[INPUT DATA]

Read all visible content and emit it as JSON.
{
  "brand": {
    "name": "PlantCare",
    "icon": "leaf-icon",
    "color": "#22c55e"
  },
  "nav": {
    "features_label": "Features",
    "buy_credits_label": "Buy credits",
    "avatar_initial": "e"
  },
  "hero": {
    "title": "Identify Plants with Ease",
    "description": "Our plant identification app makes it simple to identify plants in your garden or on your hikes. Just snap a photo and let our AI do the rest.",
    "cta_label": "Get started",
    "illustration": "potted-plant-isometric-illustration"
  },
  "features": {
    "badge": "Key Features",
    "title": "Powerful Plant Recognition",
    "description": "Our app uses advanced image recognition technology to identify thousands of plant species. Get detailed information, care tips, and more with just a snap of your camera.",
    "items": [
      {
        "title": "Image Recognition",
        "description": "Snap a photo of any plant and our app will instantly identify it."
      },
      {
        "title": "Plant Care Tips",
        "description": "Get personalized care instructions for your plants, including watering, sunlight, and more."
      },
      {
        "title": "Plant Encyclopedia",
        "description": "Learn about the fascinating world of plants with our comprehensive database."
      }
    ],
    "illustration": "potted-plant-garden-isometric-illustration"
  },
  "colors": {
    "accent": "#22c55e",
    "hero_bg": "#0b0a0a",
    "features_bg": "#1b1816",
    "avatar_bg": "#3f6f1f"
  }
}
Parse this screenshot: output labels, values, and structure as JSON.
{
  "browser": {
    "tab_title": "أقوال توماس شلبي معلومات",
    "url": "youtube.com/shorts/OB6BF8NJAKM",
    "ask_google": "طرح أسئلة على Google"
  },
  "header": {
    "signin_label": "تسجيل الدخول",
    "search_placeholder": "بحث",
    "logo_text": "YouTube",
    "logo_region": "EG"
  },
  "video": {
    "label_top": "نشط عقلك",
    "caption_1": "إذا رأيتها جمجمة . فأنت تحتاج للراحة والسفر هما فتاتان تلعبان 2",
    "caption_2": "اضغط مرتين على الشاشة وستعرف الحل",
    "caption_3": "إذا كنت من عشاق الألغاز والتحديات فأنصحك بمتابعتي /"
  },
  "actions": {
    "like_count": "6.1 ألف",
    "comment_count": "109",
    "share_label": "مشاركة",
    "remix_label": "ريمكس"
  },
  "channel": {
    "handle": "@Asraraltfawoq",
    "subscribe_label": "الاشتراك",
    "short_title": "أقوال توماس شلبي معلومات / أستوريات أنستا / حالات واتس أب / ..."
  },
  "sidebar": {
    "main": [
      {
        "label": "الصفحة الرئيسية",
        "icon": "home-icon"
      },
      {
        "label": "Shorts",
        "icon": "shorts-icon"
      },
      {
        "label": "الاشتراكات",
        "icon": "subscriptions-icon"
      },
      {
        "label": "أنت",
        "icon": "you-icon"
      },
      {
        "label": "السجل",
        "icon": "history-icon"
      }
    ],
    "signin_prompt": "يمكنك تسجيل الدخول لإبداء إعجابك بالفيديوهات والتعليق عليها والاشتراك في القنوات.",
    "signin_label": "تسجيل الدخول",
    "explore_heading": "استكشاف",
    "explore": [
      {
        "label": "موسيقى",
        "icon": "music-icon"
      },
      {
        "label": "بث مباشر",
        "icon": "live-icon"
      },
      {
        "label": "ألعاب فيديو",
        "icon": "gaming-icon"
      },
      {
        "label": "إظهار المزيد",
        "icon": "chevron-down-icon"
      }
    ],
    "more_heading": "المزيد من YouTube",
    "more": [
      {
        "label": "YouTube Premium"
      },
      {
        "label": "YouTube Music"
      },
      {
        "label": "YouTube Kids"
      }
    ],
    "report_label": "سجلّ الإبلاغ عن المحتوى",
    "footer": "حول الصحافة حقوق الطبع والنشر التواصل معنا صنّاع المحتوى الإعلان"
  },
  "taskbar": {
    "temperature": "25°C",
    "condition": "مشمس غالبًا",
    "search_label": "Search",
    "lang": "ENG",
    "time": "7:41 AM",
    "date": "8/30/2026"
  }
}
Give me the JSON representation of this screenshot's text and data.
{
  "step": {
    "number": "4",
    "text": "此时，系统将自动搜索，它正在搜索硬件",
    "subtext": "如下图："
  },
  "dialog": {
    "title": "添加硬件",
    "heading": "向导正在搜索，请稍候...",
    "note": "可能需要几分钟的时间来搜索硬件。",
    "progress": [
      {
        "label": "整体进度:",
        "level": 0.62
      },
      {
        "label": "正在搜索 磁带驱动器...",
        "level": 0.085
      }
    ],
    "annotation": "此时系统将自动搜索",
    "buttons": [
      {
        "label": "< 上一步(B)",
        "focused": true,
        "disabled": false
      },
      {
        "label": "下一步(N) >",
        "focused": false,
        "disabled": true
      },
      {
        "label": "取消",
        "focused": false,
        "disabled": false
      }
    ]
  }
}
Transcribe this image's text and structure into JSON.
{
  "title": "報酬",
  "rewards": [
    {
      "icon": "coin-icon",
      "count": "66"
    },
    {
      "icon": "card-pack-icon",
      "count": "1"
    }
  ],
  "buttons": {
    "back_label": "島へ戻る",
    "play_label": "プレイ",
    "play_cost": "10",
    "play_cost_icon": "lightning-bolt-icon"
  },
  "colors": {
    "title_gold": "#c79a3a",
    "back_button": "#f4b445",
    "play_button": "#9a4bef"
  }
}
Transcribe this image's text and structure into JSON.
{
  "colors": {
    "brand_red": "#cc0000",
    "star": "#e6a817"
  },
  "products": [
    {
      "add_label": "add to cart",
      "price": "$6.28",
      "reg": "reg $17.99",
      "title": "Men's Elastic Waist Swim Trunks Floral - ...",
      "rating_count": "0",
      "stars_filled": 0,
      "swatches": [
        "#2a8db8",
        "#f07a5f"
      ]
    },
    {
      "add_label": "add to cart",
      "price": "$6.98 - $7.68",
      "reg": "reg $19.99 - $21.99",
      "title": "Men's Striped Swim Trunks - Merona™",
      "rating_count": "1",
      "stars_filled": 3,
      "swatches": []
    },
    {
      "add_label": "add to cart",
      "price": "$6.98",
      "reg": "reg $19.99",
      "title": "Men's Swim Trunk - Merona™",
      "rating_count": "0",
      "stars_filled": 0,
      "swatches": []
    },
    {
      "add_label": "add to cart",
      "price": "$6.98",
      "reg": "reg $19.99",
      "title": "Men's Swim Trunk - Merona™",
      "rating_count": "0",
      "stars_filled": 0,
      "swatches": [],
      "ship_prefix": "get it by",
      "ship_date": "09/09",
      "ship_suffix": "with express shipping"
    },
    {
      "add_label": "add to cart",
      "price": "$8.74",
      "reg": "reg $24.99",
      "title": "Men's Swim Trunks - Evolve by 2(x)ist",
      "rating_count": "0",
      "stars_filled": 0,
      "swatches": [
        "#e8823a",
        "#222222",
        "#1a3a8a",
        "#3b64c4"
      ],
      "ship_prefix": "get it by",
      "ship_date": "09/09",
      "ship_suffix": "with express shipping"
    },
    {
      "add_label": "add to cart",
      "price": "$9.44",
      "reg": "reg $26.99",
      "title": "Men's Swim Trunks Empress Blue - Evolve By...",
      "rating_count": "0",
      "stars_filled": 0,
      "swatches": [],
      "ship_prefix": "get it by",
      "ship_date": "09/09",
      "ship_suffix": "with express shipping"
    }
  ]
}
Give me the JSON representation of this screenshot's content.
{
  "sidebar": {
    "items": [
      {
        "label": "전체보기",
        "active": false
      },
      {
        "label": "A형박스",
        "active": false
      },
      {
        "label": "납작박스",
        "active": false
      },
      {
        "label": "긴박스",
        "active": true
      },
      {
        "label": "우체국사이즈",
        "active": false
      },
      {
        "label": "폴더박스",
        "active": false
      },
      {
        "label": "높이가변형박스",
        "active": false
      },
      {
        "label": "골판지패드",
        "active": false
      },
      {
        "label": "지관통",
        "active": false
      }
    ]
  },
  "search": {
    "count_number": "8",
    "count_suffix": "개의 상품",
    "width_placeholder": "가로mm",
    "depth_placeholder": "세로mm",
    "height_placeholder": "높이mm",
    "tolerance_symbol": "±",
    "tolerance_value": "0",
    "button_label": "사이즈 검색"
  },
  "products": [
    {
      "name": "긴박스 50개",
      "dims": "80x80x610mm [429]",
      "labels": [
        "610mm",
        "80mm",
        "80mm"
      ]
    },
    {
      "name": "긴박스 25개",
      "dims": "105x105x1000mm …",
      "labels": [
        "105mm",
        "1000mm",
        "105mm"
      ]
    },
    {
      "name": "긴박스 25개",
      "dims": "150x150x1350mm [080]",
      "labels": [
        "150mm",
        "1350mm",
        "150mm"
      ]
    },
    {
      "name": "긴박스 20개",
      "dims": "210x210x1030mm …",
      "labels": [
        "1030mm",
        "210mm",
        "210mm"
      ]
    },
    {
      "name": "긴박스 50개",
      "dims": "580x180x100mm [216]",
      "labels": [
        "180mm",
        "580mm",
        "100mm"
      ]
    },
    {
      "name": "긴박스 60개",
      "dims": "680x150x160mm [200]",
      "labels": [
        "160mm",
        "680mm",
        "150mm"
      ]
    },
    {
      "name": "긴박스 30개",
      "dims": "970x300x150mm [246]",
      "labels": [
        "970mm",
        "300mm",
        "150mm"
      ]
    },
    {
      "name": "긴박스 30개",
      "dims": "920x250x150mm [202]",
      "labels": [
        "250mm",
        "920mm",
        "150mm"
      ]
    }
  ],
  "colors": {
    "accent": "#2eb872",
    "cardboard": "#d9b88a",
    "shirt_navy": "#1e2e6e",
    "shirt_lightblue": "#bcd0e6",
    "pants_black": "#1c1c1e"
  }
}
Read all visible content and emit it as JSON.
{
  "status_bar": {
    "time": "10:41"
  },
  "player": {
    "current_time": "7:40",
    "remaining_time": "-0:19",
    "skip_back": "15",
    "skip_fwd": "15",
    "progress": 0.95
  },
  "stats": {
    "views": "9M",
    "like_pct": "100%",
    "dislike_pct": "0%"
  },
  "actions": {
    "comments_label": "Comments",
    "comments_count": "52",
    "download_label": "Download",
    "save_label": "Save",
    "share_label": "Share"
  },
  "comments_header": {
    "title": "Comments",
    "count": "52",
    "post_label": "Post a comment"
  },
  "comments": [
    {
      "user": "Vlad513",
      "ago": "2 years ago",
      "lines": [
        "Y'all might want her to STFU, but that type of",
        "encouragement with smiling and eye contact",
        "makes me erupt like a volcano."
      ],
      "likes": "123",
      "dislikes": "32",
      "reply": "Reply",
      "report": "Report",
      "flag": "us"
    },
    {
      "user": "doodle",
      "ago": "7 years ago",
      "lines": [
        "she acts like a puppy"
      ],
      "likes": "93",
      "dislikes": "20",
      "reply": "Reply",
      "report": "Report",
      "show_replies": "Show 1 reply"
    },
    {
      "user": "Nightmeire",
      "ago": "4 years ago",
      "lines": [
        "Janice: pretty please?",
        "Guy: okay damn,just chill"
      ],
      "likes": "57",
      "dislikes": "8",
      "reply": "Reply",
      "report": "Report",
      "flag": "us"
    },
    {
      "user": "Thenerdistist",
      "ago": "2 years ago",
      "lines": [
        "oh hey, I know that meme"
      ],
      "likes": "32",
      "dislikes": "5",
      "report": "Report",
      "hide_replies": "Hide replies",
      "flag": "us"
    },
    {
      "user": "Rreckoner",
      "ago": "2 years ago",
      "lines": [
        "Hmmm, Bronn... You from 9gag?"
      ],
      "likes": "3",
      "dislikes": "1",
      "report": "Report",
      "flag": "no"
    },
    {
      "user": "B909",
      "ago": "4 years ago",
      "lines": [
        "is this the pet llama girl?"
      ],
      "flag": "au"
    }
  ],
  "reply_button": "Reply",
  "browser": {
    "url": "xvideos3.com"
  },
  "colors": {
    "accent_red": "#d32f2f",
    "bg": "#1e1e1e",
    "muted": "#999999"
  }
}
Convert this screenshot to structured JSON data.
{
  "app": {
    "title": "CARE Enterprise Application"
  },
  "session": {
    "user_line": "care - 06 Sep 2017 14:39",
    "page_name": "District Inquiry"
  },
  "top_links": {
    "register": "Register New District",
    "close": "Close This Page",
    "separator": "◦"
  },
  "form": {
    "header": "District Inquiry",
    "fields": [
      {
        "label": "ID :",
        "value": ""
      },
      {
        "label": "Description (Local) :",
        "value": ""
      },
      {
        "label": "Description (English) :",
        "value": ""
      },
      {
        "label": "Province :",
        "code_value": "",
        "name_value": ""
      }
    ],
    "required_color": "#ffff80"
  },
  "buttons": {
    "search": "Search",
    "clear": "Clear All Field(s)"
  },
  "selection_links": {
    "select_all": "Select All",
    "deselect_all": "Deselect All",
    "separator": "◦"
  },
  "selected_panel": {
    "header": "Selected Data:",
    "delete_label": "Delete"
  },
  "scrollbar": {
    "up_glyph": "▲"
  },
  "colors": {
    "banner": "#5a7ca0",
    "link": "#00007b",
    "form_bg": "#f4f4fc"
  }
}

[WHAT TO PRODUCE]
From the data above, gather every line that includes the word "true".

[COMPLETED TASK]
        "focused": true,
        "disabled": true
        "active": true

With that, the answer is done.